This list is by no means exhaustive, nor is the delineation between those listed hardened. Over the course of time, a single skeptic can, and often does, vacillate between these schools and any of a myriad combinations thereof. This absence of loyalty is often evidenced within the span of a single conversation or, in the case of a skeptical authoritative figure, a single lecture. It matters not whether the argument is a lack of accountability or a sense of powerlessness, the desired end goal is the same: a state of inaction.
It’s not warming, so there’s nothing to worry about. Even if it were warming, it’s natural, so there’s nothing to worry about. Even if it were warming unnaturally, it’s actually good for us and the planet, so there’s nothing to worry about. Even if the unnatural warming is detrimental, it’s too late to do anything about it, so there’s nothing to worry about. Adapt! Even if we had time to do something about the unnatural detrimental warming, there are far greater priorities, so there’s nothing to worry about.
If one approach fails, simply change tack. Or, better yet, throw all of them out there in the hopes that one sticks.
The most intriguing component of such oscillations being an open embrace of contradictions and inconsistencies. One hundred and thirty years is not enough to detect a trend, but somehow less than a decade suffices. Science is not by popular vote, but let me show you an enumerated list of “skeptics”. Localized events such as snowstorms are theory crushers, but local events on Mars are dismissible. Official national science organizations from around the world are openly biased, but energy industry trade groups are straight shooters. Ground-based temperature readings are laughably error prone while satellite readings with which they agree are forgotten.

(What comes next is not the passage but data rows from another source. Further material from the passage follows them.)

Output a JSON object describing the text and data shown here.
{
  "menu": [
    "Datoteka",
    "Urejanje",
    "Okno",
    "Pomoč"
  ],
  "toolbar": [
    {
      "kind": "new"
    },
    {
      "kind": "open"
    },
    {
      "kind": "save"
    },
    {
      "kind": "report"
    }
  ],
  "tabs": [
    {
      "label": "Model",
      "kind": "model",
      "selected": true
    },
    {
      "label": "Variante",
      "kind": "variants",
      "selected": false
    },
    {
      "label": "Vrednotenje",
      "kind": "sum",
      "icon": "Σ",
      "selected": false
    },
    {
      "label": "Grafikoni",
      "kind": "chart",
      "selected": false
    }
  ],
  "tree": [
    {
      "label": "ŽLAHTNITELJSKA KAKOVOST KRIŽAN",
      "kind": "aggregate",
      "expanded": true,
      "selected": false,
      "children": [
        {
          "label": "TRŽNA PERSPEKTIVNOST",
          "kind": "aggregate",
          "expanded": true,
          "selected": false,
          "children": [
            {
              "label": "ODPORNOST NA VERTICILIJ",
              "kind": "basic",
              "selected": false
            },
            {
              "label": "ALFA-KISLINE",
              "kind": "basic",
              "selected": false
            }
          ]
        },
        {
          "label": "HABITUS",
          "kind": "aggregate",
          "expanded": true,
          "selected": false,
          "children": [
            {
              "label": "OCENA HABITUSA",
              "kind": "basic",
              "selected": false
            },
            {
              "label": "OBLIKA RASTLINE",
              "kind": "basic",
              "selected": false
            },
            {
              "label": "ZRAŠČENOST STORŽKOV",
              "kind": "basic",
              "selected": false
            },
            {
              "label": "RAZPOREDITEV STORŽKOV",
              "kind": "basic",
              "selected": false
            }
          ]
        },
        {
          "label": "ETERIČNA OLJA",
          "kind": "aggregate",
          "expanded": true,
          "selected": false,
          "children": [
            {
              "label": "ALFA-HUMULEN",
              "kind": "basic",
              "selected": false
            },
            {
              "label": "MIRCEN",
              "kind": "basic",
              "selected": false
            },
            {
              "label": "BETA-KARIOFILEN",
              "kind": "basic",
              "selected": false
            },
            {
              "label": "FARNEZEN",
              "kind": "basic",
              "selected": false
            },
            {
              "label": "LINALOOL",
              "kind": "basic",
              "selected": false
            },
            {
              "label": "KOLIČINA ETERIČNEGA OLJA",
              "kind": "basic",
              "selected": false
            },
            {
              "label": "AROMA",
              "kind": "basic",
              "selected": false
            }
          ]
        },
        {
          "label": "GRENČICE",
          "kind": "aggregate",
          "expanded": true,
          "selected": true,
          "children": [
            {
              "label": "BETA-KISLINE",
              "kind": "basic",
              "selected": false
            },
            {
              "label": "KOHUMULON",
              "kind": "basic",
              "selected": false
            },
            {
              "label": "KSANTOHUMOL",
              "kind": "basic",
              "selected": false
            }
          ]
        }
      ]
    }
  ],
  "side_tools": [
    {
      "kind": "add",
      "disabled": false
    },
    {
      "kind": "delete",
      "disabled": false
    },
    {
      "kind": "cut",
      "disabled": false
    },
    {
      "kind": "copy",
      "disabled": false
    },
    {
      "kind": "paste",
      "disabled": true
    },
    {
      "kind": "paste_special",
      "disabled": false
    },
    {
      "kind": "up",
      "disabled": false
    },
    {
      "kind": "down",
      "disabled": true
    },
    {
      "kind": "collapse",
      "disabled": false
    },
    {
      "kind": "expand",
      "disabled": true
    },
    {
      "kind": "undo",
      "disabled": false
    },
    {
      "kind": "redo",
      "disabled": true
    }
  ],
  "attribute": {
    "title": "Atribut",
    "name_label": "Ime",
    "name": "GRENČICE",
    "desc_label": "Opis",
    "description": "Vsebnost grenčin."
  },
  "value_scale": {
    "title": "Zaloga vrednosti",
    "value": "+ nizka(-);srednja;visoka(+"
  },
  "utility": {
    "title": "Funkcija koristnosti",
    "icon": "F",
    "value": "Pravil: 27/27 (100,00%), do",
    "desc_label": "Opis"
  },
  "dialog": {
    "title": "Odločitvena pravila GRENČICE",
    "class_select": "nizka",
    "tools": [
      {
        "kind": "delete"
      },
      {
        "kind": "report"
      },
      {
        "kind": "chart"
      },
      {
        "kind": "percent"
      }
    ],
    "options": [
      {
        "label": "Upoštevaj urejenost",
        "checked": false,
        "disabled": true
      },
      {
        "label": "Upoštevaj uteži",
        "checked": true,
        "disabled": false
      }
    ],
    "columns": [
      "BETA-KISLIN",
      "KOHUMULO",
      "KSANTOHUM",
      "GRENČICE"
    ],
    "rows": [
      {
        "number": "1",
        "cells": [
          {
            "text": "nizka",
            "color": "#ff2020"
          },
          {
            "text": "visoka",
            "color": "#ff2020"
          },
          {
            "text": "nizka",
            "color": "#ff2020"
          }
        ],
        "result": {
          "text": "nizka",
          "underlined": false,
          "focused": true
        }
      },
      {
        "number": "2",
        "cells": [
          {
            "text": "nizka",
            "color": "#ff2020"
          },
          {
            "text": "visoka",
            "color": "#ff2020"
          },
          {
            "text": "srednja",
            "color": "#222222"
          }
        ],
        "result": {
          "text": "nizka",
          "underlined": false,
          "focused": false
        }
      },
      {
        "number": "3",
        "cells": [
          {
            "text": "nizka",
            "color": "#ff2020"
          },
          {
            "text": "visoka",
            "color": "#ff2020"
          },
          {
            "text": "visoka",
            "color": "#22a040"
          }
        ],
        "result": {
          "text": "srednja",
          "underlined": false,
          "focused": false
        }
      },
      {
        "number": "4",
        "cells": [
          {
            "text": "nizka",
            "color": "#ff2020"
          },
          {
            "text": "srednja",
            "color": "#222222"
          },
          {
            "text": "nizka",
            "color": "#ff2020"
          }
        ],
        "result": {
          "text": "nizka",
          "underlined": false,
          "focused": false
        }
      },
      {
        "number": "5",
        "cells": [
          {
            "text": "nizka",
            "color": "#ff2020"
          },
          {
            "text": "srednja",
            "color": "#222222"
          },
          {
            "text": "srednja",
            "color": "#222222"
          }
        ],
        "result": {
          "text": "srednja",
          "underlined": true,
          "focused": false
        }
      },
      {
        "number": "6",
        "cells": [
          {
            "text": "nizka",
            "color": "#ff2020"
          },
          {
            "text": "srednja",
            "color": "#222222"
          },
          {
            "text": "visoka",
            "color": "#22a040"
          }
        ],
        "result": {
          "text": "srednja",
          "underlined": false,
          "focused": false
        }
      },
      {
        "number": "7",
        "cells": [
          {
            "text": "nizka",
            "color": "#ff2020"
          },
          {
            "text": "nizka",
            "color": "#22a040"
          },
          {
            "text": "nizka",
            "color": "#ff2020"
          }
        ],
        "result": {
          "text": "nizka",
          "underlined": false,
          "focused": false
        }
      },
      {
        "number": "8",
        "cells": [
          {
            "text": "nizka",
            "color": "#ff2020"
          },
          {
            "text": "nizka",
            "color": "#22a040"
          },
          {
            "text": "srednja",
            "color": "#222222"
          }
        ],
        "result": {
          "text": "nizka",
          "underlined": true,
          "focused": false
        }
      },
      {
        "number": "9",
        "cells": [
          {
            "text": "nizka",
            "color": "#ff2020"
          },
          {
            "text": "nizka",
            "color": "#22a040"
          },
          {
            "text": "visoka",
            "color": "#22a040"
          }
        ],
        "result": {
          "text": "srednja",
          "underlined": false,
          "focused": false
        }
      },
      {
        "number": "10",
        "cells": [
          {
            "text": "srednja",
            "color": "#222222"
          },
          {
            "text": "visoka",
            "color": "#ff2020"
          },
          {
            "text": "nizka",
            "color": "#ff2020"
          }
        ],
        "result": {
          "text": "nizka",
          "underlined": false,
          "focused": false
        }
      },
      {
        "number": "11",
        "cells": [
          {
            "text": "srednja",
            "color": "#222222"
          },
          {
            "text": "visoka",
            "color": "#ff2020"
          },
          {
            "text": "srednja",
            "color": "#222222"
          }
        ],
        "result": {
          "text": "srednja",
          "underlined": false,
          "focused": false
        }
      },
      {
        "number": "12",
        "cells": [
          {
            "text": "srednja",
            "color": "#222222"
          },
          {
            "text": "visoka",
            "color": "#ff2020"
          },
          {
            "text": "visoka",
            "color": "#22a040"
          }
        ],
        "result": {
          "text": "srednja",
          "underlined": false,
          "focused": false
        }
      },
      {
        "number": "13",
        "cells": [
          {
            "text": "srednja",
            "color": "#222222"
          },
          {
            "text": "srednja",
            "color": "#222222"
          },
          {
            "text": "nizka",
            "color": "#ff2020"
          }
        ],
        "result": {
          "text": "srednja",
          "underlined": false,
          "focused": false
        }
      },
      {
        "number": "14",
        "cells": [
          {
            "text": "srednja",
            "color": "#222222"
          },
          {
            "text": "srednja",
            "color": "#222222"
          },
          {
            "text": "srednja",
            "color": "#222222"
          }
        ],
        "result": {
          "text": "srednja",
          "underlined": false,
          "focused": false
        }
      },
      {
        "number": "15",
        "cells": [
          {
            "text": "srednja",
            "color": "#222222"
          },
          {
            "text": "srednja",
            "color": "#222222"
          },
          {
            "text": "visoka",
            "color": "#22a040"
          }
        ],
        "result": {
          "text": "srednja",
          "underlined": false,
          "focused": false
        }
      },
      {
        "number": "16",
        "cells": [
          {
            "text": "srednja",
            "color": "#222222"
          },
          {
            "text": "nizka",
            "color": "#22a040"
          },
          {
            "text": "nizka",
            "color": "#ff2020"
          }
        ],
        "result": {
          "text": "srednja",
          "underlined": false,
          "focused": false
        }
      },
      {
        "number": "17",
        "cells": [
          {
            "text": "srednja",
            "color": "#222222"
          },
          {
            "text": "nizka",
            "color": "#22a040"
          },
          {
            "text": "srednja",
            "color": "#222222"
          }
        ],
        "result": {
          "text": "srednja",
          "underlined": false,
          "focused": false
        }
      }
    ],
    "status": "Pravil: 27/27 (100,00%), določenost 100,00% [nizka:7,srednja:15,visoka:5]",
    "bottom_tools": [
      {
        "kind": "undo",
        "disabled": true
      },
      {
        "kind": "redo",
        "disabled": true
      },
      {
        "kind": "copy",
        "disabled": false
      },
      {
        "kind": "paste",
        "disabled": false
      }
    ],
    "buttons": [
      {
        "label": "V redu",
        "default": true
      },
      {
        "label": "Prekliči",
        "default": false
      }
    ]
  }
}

Well-known and oft-referenced skeptic Dr. Bob Carter exercises this ability with aplomb. During the course of a single lecture, Dr. Carter deftly weaves between schools with dexterous ease. Somehow 120 years of warming was a ridiculously brief period of time from which to draw conclusions, yet 7 years of cooling was indicative of the likely initiation of a long-term cooling trend. Published scientific studies in respected peer-reviewed journals were fraught with error, yet minority opinions by governmental legislative bodies in three countries were beyond reproach. Positive feedback mechanisms that have yet to be encountered are negligible, but negative feedbacks already in play will, at some point, be overwhelming.
So, on the eve of an inevitable deluge of skeptical proclamations that will undoubtedly run the gamut of skeptical school jumping, listen closely and try to keep count of the leaps.
- Denialism Defined – Denialism Blog